_Aim of the exercise_.
Drop the pictures from the entries below, then reproduce the rest exactly.

Data records for software interfaces
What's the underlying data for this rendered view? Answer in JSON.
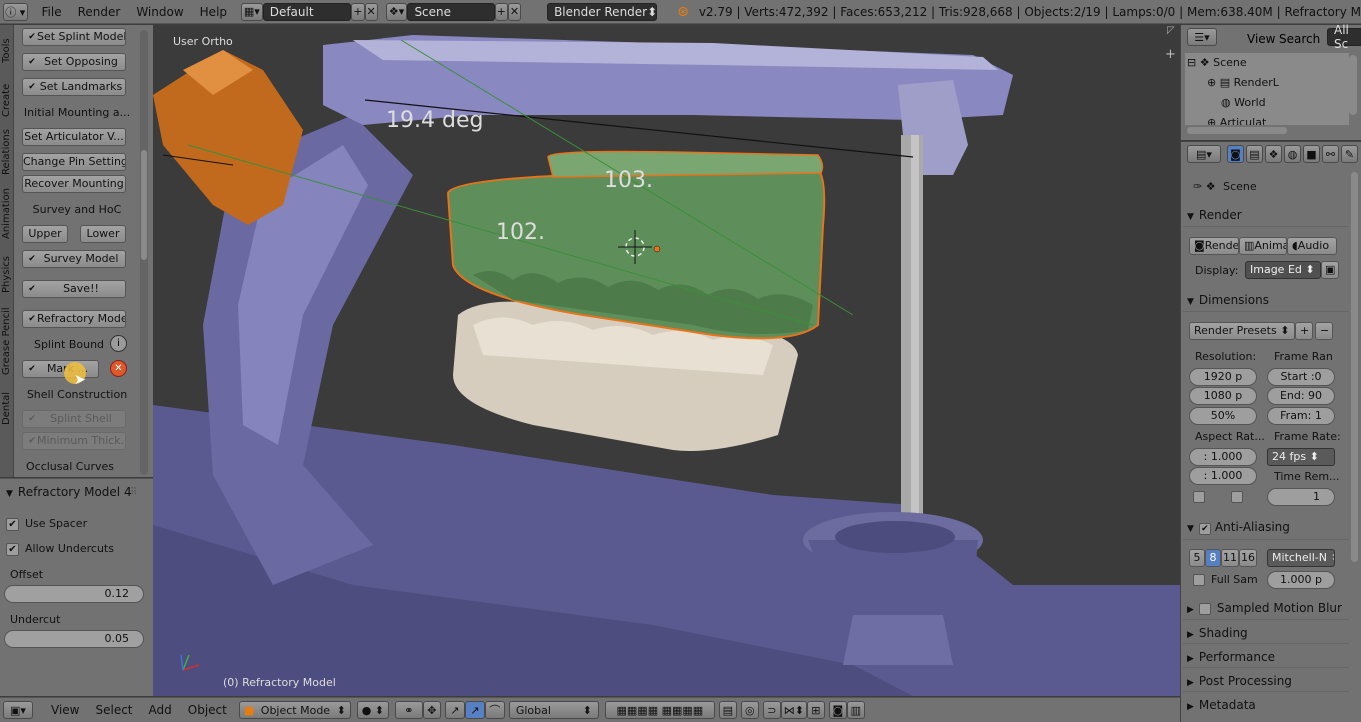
{
  "topbar": {
    "menus": [
      "File",
      "Render",
      "Window",
      "Help"
    ],
    "layout": "Default",
    "scene": "Scene",
    "engine": "Blender Render",
    "stats": "v2.79 | Verts:472,392 | Faces:653,212 | Tris:928,668 | Objects:2/19 | Lamps:0/0 | Mem:638.40M | Refractory M"
  },
  "tabs": [
    "Tools",
    "Create",
    "Relations",
    "Animation",
    "Physics",
    "Grease Pencil",
    "Dental"
  ],
  "shelf": {
    "set_splint_model": "Set Splint Model",
    "set_opposing": "Set Opposing",
    "set_landmarks": "Set Landmarks",
    "initial_mounting": "Initial Mounting a...",
    "set_articulator": "Set Articulator V...",
    "change_pin": "Change Pin Setting",
    "recover_mounting": "Recover Mounting",
    "survey_hoc": "Survey and HoC",
    "upper": "Upper",
    "lower": "Lower",
    "survey_model": "Survey Model",
    "save": "Save!!",
    "refractory_model": "Refractory Model",
    "splint_bound": "Splint Bound",
    "mark": "Mark ...",
    "shell_construction": "Shell Construction",
    "splint_shell": "Splint Shell",
    "minimum_thick": "Minimum Thick...",
    "occlusal_curves": "Occlusal Curves"
  },
  "redo": {
    "title": "Refractory Model 4",
    "use_spacer": "Use Spacer",
    "allow_undercuts": "Allow Undercuts",
    "offset_label": "Offset",
    "offset_value": "0.12",
    "undercut_label": "Undercut",
    "undercut_value": "0.05"
  },
  "viewport": {
    "view_label": "User Ortho",
    "angle": "19.4 deg",
    "label_a": "103.",
    "label_b": "102.",
    "object_label": "(0) Refractory Model"
  },
  "bottombar": {
    "menus": [
      "View",
      "Select",
      "Add",
      "Object"
    ],
    "mode": "Object Mode",
    "orientation": "Global"
  },
  "outliner": {
    "view": "View",
    "search": "Search",
    "filter": "All Sc",
    "items": [
      "Scene",
      "RenderL",
      "World",
      "Articulat"
    ]
  },
  "props": {
    "context": "Scene",
    "render_hdr": "Render",
    "render_btn": "Rende",
    "anim_btn": "Anima",
    "audio_btn": "Audio",
    "display_label": "Display:",
    "display_value": "Image Ed",
    "dimensions_hdr": "Dimensions",
    "presets": "Render Presets",
    "resolution_label": "Resolution:",
    "frame_range_label": "Frame Ran",
    "res_x": "1920 p",
    "res_y": "1080 p",
    "res_pct": "50%",
    "start": "Start :0",
    "end": "End: 90",
    "fram": "Fram: 1",
    "aspect_label": "Aspect Rat...",
    "frame_rate_label": "Frame Rate:",
    "aspect_x": ": 1.000",
    "aspect_y": ": 1.000",
    "fps": "24 fps",
    "time_rem_label": "Time Rem...",
    "time_rem_value": "1",
    "aa_hdr": "Anti-Aliasing",
    "aa_5": "5",
    "aa_8": "8",
    "aa_11": "11",
    "aa_16": "16",
    "aa_filter": "Mitchell-N",
    "full_sample": "Full Sam",
    "aa_size": "1.000 p",
    "smb_hdr": "Sampled Motion Blur",
    "shading_hdr": "Shading",
    "performance_hdr": "Performance",
    "post_hdr": "Post Processing",
    "metadata_hdr": "Metadata"
  }
}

_Result of this exercise_.
What's the underlying data for this rendered view? Answer in JSON.
{
  "topbar": {
    "menus": [
      "File",
      "Render",
      "Window",
      "Help"
    ],
    "layout": "Default",
    "scene": "Scene",
    "engine": "Blender Render",
    "stats": "v2.79 | Verts:472,392 | Faces:653,212 | Tris:928,668 | Objects:2/19 | Lamps:0/0 | Mem:638.40M | Refractory M"
  },
  "tabs": [
    "Tools",
    "Create",
    "Relations",
    "Animation",
    "Physics",
    "Grease Pencil",
    "Dental"
  ],
  "shelf": {
    "set_splint_model": "Set Splint Model",
    "set_opposing": "Set Opposing",
    "set_landmarks": "Set Landmarks",
    "initial_mounting": "Initial Mounting a...",
    "set_articulator": "Set Articulator V...",
    "change_pin": "Change Pin Setting",
    "recover_mounting": "Recover Mounting",
    "survey_hoc": "Survey and HoC",
    "upper": "Upper",
    "lower": "Lower",
    "survey_model": "Survey Model",
    "save": "Save!!",
    "refractory_model": "Refractory Model",
    "splint_bound": "Splint Bound",
    "mark": "Mark ...",
    "shell_construction": "Shell Construction",
    "splint_shell": "Splint Shell",
    "minimum_thick": "Minimum Thick...",
    "occlusal_curves": "Occlusal Curves"
  },
  "redo": {
    "title": "Refractory Model 4",
    "use_spacer": "Use Spacer",
    "allow_undercuts": "Allow Undercuts",
    "offset_label": "Offset",
    "offset_value": "0.12",
    "undercut_label": "Undercut",
    "undercut_value": "0.05"
  },
  "viewport": {
    "view_label": "User Ortho",
    "angle": "19.4 deg",
    "label_a": "103.",
    "label_b": "102.",
    "object_label": "(0) Refractory Model"
  },
  "bottombar": {
    "menus": [
      "View",
      "Select",
      "Add",
      "Object"
    ],
    "mode": "Object Mode",
    "orientation": "Global"
  },
  "outliner": {
    "view": "View",
    "search": "Search",
    "filter": "All Sc",
    "items": [
      "Scene",
      "RenderL",
      "World",
      "Articulat"
    ]
  },
  "props": {
    "context": "Scene",
    "render_hdr": "Render",
    "render_btn": "Rende",
    "anim_btn": "Anima",
    "audio_btn": "Audio",
    "display_label": "Display:",
    "display_value": "Image Ed",
    "dimensions_hdr": "Dimensions",
    "presets": "Render Presets",
    "resolution_label": "Resolution:",
    "frame_range_label": "Frame Ran",
    "res_x": "1920 p",
    "res_y": "1080 p",
    "res_pct": "50%",
    "start": "Start :0",
    "end": "End: 90",
    "fram": "Fram: 1",
    "aspect_label": "Aspect Rat...",
    "frame_rate_label": "Frame Rate:",
    "aspect_x": ": 1.000",
    "aspect_y": ": 1.000",
    "fps": "24 fps",
    "time_rem_label": "Time Rem...",
    "time_rem_value": "1",
    "aa_hdr": "Anti-Aliasing",
    "aa_5": "5",
    "aa_8": "8",
    "aa_11": "11",
    "aa_16": "16",
    "aa_filter": "Mitchell-N",
    "full_sample": "Full Sam",
    "aa_size": "1.000 p",
    "smb_hdr": "Sampled Motion Blur",
    "shading_hdr": "Shading",
    "performance_hdr": "Performance",
    "post_hdr": "Post Processing",
    "metadata_hdr": "Metadata"
  }
}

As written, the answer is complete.